Although I wrote primarily of the texts and our conversations around them, I also made heartfelt connections. Several of the women stand out, and two of them left me with words of encouragement related to mission. I spoke with them separately and about very different things, yet their guidance was quite similar. Although I “know” what they shared, it was a warm nudge and a great reminder to take action. Do the work, don’t just think about it, or wonder about it. Don’t just dream it. Live it.

If you discover an idea in a moment of inspiration, that’s your story to tell. Tell it! ~Stevie Kallos

Hermana, we are in this world together to create the opportunities that matter. ~Lisette Nieves

In short we all have something to contribute – something to do. Not only that, we don’t have to walk that road alone. Allies are nearby if we are open to them.

So it’s Monday, which is a great day for beginnings. It’s time to get moving. What is your work? How will you be productive this month, this week, this day?

Here’s the round up from the series:

  • The Aspen Seminar. Things get underway this evening and I plan to document my experiences while I’m here.
  • Opening. We just concluded the opening session of the seminar. We’ll be here another six days so there’s a lot in store.
  • First Full Day. Today’s session was on human nature. Our readings included Aristotle, Hobbs and Darwin.
  • Toklat. Today’s readings investigated individual rights and liberty.
  • Three Poisons. In Nichiren Buddhism, the three poisons are greed, anger and foolishness.
  • Over the Hump. Our morning focus was equality and social welfare. Notably today also featured poetry, fiction and writings from women.
  • Antigone. Perhaps the highlight of the day was our late afternoon performance of Antigone.
  • Leading from Within. Today was the closing session of the Aspen Seminar.

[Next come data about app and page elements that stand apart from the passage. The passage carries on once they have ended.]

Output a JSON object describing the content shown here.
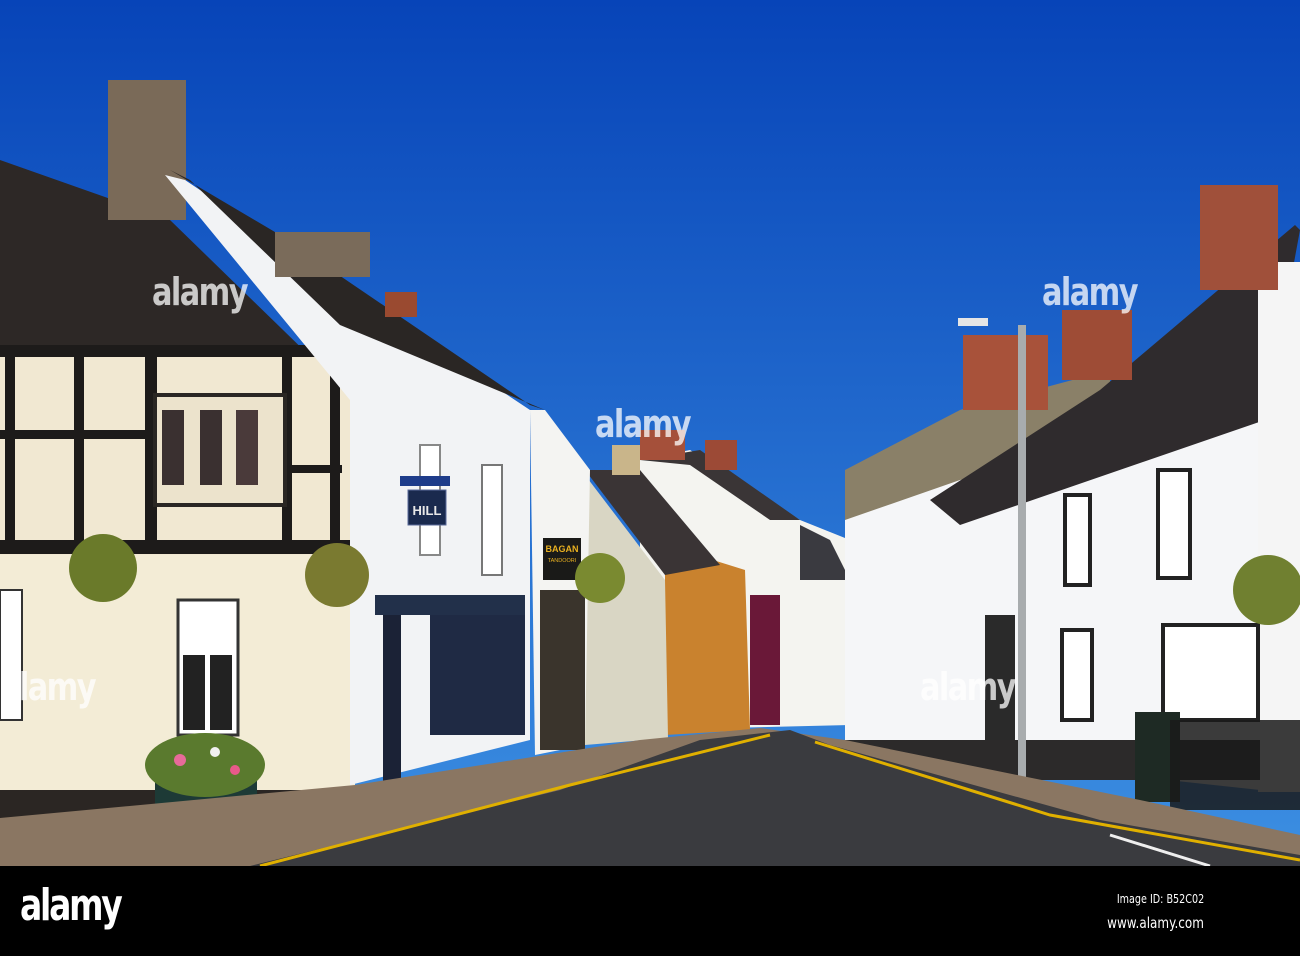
{
  "photo": {
    "signs": {
      "hill_sign": "HILL",
      "bagan_sign_title": "BAGAN",
      "bagan_sign_subtitle": "TANDOORI"
    },
    "watermark": "alamy"
  },
  "footer": {
    "logo": "alamy",
    "image_id": "Image ID: B52C02",
    "url": "www.alamy.com"
  },
  "colors": {
    "sky": "#0c4fc2",
    "footer": "#000000",
    "road_line": "#e0b000"
  }
}
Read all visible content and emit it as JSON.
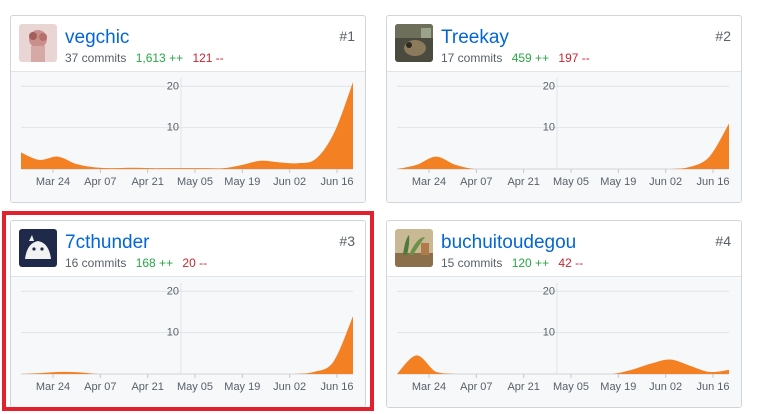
{
  "contributors": [
    {
      "rank": "#1",
      "username": "vegchic",
      "commits": "37 commits",
      "additions": "1,613 ++",
      "deletions": "121 --",
      "avatar_icon": "vegchic-avatar-icon",
      "chart_data": {
        "type": "area",
        "x_labels": [
          "Mar 24",
          "Apr 07",
          "Apr 21",
          "May 05",
          "May 19",
          "Jun 02",
          "Jun 16"
        ],
        "y_ticks": [
          10,
          20
        ],
        "ylim": [
          0,
          22
        ],
        "grid": true,
        "color": "#f48024",
        "values": [
          4,
          2.2,
          3,
          1.2,
          0.4,
          0.2,
          0.3,
          0.2,
          0.2,
          0.2,
          0.2,
          0.2,
          1,
          2,
          1.6,
          1.4,
          2.5,
          9,
          21
        ]
      }
    },
    {
      "rank": "#2",
      "username": "Treekay",
      "commits": "17 commits",
      "additions": "459 ++",
      "deletions": "197 --",
      "avatar_icon": "treekay-avatar-icon",
      "chart_data": {
        "type": "area",
        "x_labels": [
          "Mar 24",
          "Apr 07",
          "Apr 21",
          "May 05",
          "May 19",
          "Jun 02",
          "Jun 16"
        ],
        "y_ticks": [
          10,
          20
        ],
        "ylim": [
          0,
          22
        ],
        "grid": true,
        "color": "#f48024",
        "values": [
          0,
          1,
          3,
          1,
          0,
          0,
          0,
          0,
          0,
          0,
          0,
          0,
          0,
          0,
          0,
          0.5,
          3,
          11
        ]
      }
    },
    {
      "rank": "#3",
      "username": "7cthunder",
      "commits": "16 commits",
      "additions": "168 ++",
      "deletions": "20 --",
      "avatar_icon": "7cthunder-avatar-icon",
      "chart_data": {
        "type": "area",
        "x_labels": [
          "Mar 24",
          "Apr 07",
          "Apr 21",
          "May 05",
          "May 19",
          "Jun 02",
          "Jun 16"
        ],
        "y_ticks": [
          10,
          20
        ],
        "ylim": [
          0,
          22
        ],
        "grid": true,
        "color": "#f48024",
        "values": [
          0,
          0.2,
          0.5,
          0.4,
          0,
          0,
          0,
          0,
          0,
          0,
          0,
          0,
          0,
          0,
          0,
          0.5,
          3,
          14
        ]
      }
    },
    {
      "rank": "#4",
      "username": "buchuitoudegou",
      "commits": "15 commits",
      "additions": "120 ++",
      "deletions": "42 --",
      "avatar_icon": "buchuitoudegou-avatar-icon",
      "chart_data": {
        "type": "area",
        "x_labels": [
          "Mar 24",
          "Apr 07",
          "Apr 21",
          "May 05",
          "May 19",
          "Jun 02",
          "Jun 16"
        ],
        "y_ticks": [
          10,
          20
        ],
        "ylim": [
          0,
          22
        ],
        "grid": true,
        "color": "#f48024",
        "values": [
          0,
          4.5,
          0.5,
          0,
          0,
          0,
          0,
          0,
          0,
          0,
          0,
          0,
          1,
          2.5,
          3.5,
          2,
          0.5,
          1
        ]
      }
    }
  ],
  "colors": {
    "link": "#0366d6",
    "additions": "#28a745",
    "deletions": "#cb2431",
    "area": "#f48024",
    "highlight": "#e3202d"
  }
}
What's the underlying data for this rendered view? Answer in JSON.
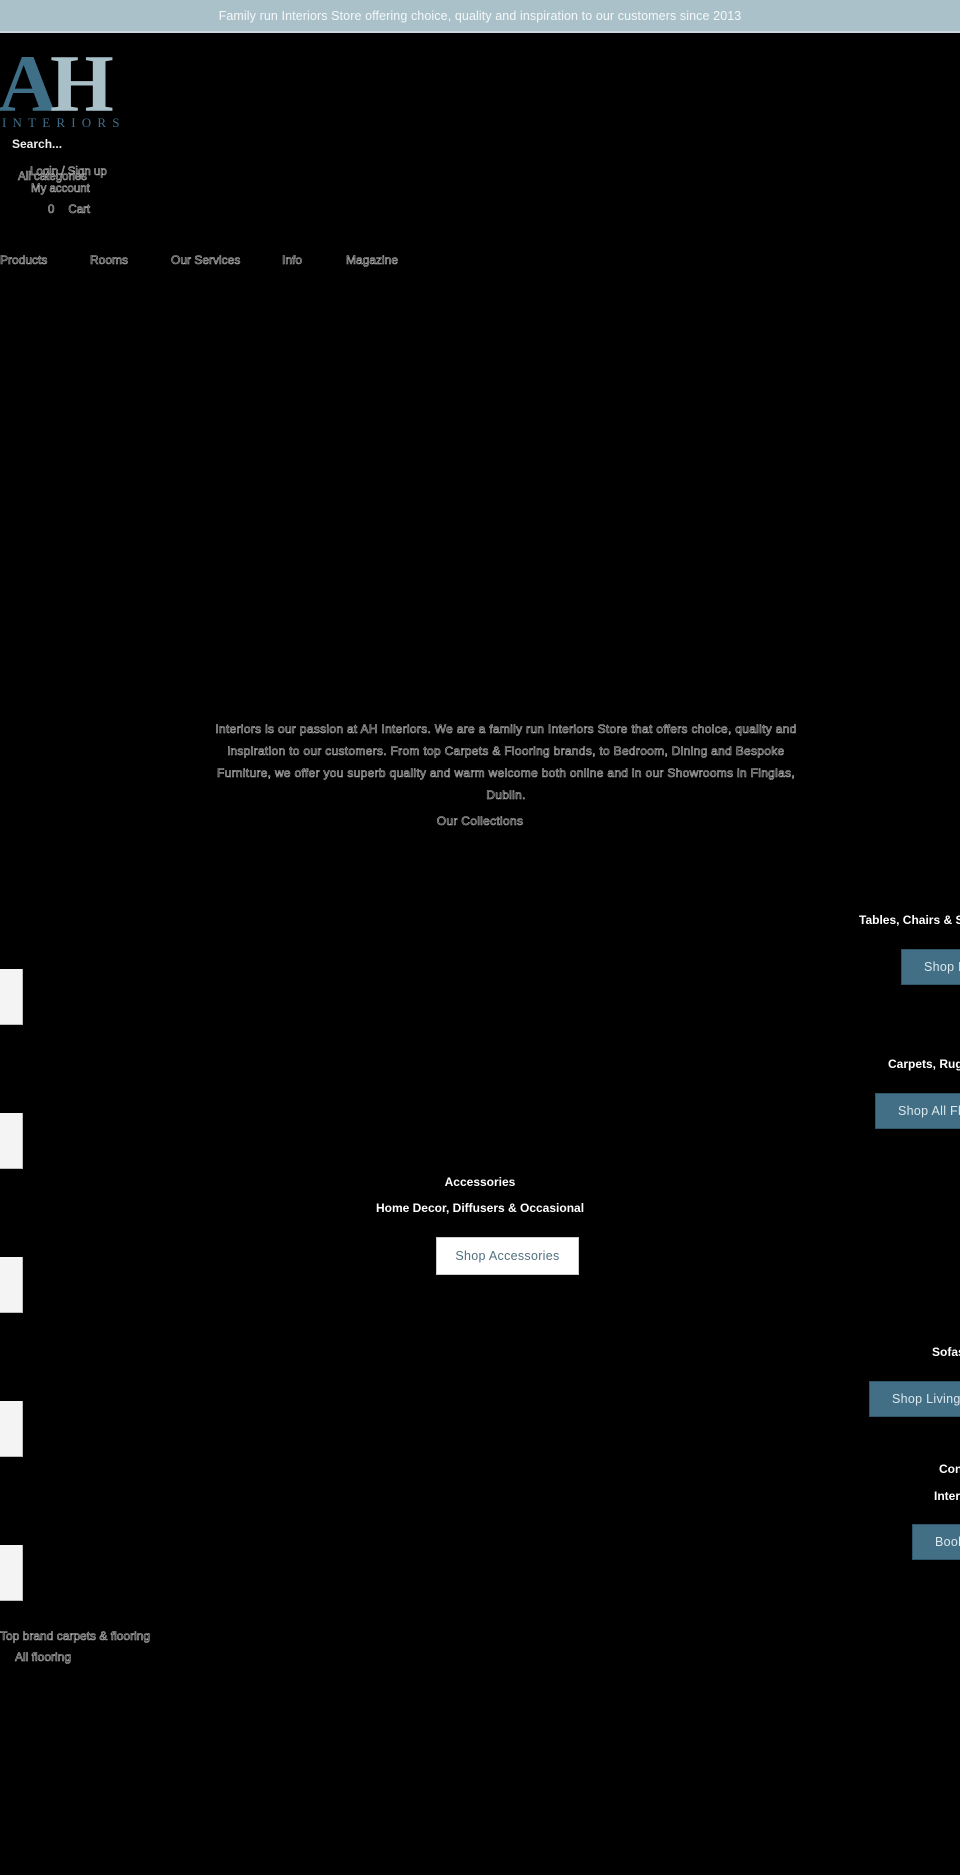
{
  "announcement": "Family run Interiors Store offering choice, quality and inspiration to our customers since 2013",
  "logo": {
    "letters": "AH",
    "wordmark": "INTERIORS",
    "colors": {
      "a": "#3f6e87",
      "h": "#a9c0c9",
      "wordmark": "#3f6e87"
    }
  },
  "header": {
    "search_placeholder": "Search...",
    "login_label": "Login / Sign up",
    "all_categories_label": "All categories",
    "my_account_label": "My account",
    "cart_count": "0",
    "cart_label": "Cart"
  },
  "nav": {
    "items": [
      {
        "label": "Products"
      },
      {
        "label": "Rooms"
      },
      {
        "label": "Our Services"
      },
      {
        "label": "Info"
      },
      {
        "label": "Magazine"
      }
    ]
  },
  "intro": {
    "text": "Interiors is our passion at AH Interiors. We are a family run Interiors Store that offers choice, quality and inspiration to our customers. From top Carpets & Flooring brands, to Bedroom, Dining and Bespoke Furniture, we offer you superb quality and warm welcome both online and in our Showrooms in Finglas, Dublin.",
    "collections_label": "Our Collections"
  },
  "collections": [
    {
      "title": "Tables, Chairs & S",
      "button": "Shop D"
    },
    {
      "title": "Carpets, Rugs",
      "button": "Shop All Flo"
    },
    {
      "title": "Accessories",
      "subtitle": "Home Decor, Diffusers & Occasional",
      "button": "Shop Accessories"
    },
    {
      "title": "Sofas",
      "button": "Shop Living R"
    },
    {
      "title": "Con",
      "subtitle": "Interi",
      "button": "Book"
    }
  ],
  "footer": {
    "heading": "Top brand carpets & flooring",
    "link": "All flooring"
  },
  "colors": {
    "accent": "#426f86",
    "topbar": "#aac1c9",
    "background": "#000000"
  }
}
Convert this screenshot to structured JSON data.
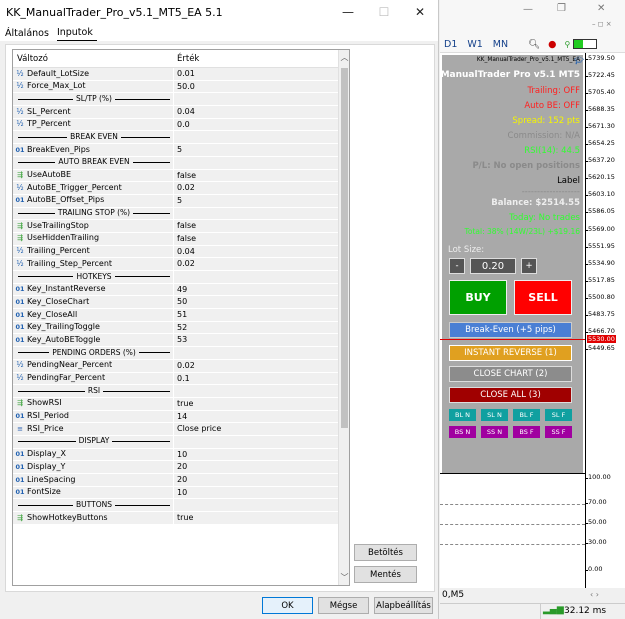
{
  "dialog": {
    "title": "KK_ManualTrader_Pro_v5.1_MT5_EA 5.1",
    "tabs": [
      "Általános",
      "Inputok"
    ],
    "grid_headers": {
      "variable": "Változó",
      "value": "Érték"
    },
    "rows": [
      {
        "type": "frac",
        "name": "Default_LotSize",
        "value": "0.01"
      },
      {
        "type": "frac",
        "name": "Force_Max_Lot",
        "value": "50.0"
      },
      {
        "type": "sep",
        "name": "SL/TP (%)",
        "value": ""
      },
      {
        "type": "frac",
        "name": "SL_Percent",
        "value": "0.04"
      },
      {
        "type": "frac",
        "name": "TP_Percent",
        "value": "0.0"
      },
      {
        "type": "sep",
        "name": "BREAK EVEN",
        "value": ""
      },
      {
        "type": "num",
        "name": "BreakEven_Pips",
        "value": "5"
      },
      {
        "type": "sep",
        "name": "AUTO BREAK EVEN",
        "value": ""
      },
      {
        "type": "bool",
        "name": "UseAutoBE",
        "value": "false"
      },
      {
        "type": "frac",
        "name": "AutoBE_Trigger_Percent",
        "value": "0.02"
      },
      {
        "type": "num",
        "name": "AutoBE_Offset_Pips",
        "value": "5"
      },
      {
        "type": "sep",
        "name": "TRAILING STOP (%)",
        "value": ""
      },
      {
        "type": "bool",
        "name": "UseTrailingStop",
        "value": "false"
      },
      {
        "type": "bool",
        "name": "UseHiddenTrailing",
        "value": "false"
      },
      {
        "type": "frac",
        "name": "Trailing_Percent",
        "value": "0.04"
      },
      {
        "type": "frac",
        "name": "Trailing_Step_Percent",
        "value": "0.02"
      },
      {
        "type": "sep",
        "name": "HOTKEYS",
        "value": ""
      },
      {
        "type": "num",
        "name": "Key_InstantReverse",
        "value": "49"
      },
      {
        "type": "num",
        "name": "Key_CloseChart",
        "value": "50"
      },
      {
        "type": "num",
        "name": "Key_CloseAll",
        "value": "51"
      },
      {
        "type": "num",
        "name": "Key_TrailingToggle",
        "value": "52"
      },
      {
        "type": "num",
        "name": "Key_AutoBEToggle",
        "value": "53"
      },
      {
        "type": "sep",
        "name": "PENDING ORDERS (%)",
        "value": ""
      },
      {
        "type": "frac",
        "name": "PendingNear_Percent",
        "value": "0.02"
      },
      {
        "type": "frac",
        "name": "PendingFar_Percent",
        "value": "0.1"
      },
      {
        "type": "sep",
        "name": "RSI",
        "value": ""
      },
      {
        "type": "bool",
        "name": "ShowRSI",
        "value": "true"
      },
      {
        "type": "num",
        "name": "RSI_Period",
        "value": "14"
      },
      {
        "type": "list",
        "name": "RSI_Price",
        "value": "Close price"
      },
      {
        "type": "sep",
        "name": "DISPLAY",
        "value": ""
      },
      {
        "type": "num",
        "name": "Display_X",
        "value": "10"
      },
      {
        "type": "num",
        "name": "Display_Y",
        "value": "20"
      },
      {
        "type": "num",
        "name": "LineSpacing",
        "value": "20"
      },
      {
        "type": "num",
        "name": "FontSize",
        "value": "10"
      },
      {
        "type": "sep",
        "name": "BUTTONS",
        "value": ""
      },
      {
        "type": "bool",
        "name": "ShowHotkeyButtons",
        "value": "true"
      }
    ],
    "buttons": {
      "load": "Betöltés",
      "save": "Mentés",
      "ok": "OK",
      "cancel": "Mégse",
      "defaults": "Alapbeállítás"
    }
  },
  "mt5": {
    "timeframes": [
      "D1",
      "W1",
      "MN"
    ],
    "symbol_tab": "0,M5",
    "ping": "32.12 ms",
    "panel": {
      "ea_name": "KK_ManualTrader_Pro_v5.1_MT5_EA",
      "title": "ManualTrader Pro v5.1 MT5",
      "trailing": "Trailing: OFF",
      "auto_be": "Auto BE: OFF",
      "spread": "Spread: 152 pts",
      "commission": "Commission: N/A",
      "rsi": "RSI(14): 44.5",
      "pl": "P/L: No open positions",
      "label": "Label",
      "dashes": "-------------------",
      "balance": "Balance: $2514.55",
      "today": "Today: No trades",
      "total": "Total: 38% (14W/23L) +$19.16",
      "lot_label": "Lot Size:",
      "lot_minus": "-",
      "lot_value": "0.20",
      "lot_plus": "+",
      "buy": "BUY",
      "sell": "SELL",
      "break_even": "Break-Even (+5 pips)",
      "instant_reverse": "INSTANT REVERSE (1)",
      "close_chart": "CLOSE CHART (2)",
      "close_all": "CLOSE ALL (3)",
      "small_row1": [
        "BL N",
        "SL N",
        "BL F",
        "SL F"
      ],
      "small_row2": [
        "BS N",
        "SS N",
        "BS F",
        "SS F"
      ]
    },
    "price_ticks": [
      "5739.50",
      "5722.45",
      "5705.40",
      "5688.35",
      "5671.30",
      "5654.25",
      "5637.20",
      "5620.15",
      "5603.10",
      "5586.05",
      "5569.00",
      "5551.95",
      "5534.90",
      "5517.85",
      "5500.80",
      "5483.75",
      "5466.70",
      "5449.65"
    ],
    "current_price": "5530.00",
    "rsi_ticks": [
      "100.00",
      "70.00",
      "50.00",
      "30.00",
      "0.00"
    ],
    "colors": {
      "panel_bg": "#a9a9a9",
      "trailing": "#ff2020",
      "auto_be": "#ff2020",
      "spread": "#f5f500",
      "rsi": "#30ff30",
      "balance": "#eeeeee",
      "total": "#30ff30",
      "buy": "#00a000",
      "sell": "#ff0000",
      "break_even": "#4a7fd4",
      "instant_reverse": "#e0a020",
      "close_chart": "#8c8c8c",
      "close_all": "#a00000",
      "teal": "#10a0a0",
      "purple": "#a000a0"
    }
  }
}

What is your heart’s true desire?

Pele, a Hawaiian goddess of volcanoes, “shows us that fire can purify, release us from the old to make way for the new, and ignite our passions.” I pulled this goddess card just before the new year. It was divine timing as the cold days of winter are the perfect time to consider what warmth we can create and incorporate into our daily lives.  Pele suggests a few things to get your life in alignment with your heart:

  • IMG_3969Make sure your career matches your true interests
  • Take a class or start a hobby that really excites you
  • Change jobs
  • Go on a wonderful trip
  • Invest time and money in manifesting your dreams
  • Give yourself permission to go for it
  • Start a new business
  • Make an honest assessment of how you spend your time
  • List your priorities

Every so often, I ask myself how I want to feel or what I want to accomplish. Those moments of clarity are sometimes breathtaking, pushing me to reassess the choices I make on a daily basis. Why would I make choices that hinder or even sabotage my desires. Is it fear? Disbelief in my ability? Perhaps I don’t really want to do/accomplish {fill in the blank}.

I allow myself a short while to consider, but not wallow in these ideas, and then I make a new set of decisions to break through the deadlock. As we begin the new year, I am embracing the vigor and enthusiasm that come with exploring and cultivating my passion. I’m excited.

Given your true desires, do you use your time wisely? Are you clear about what’s important to you? Is there something new you want to learn this year? How will you fire up your life in 2015?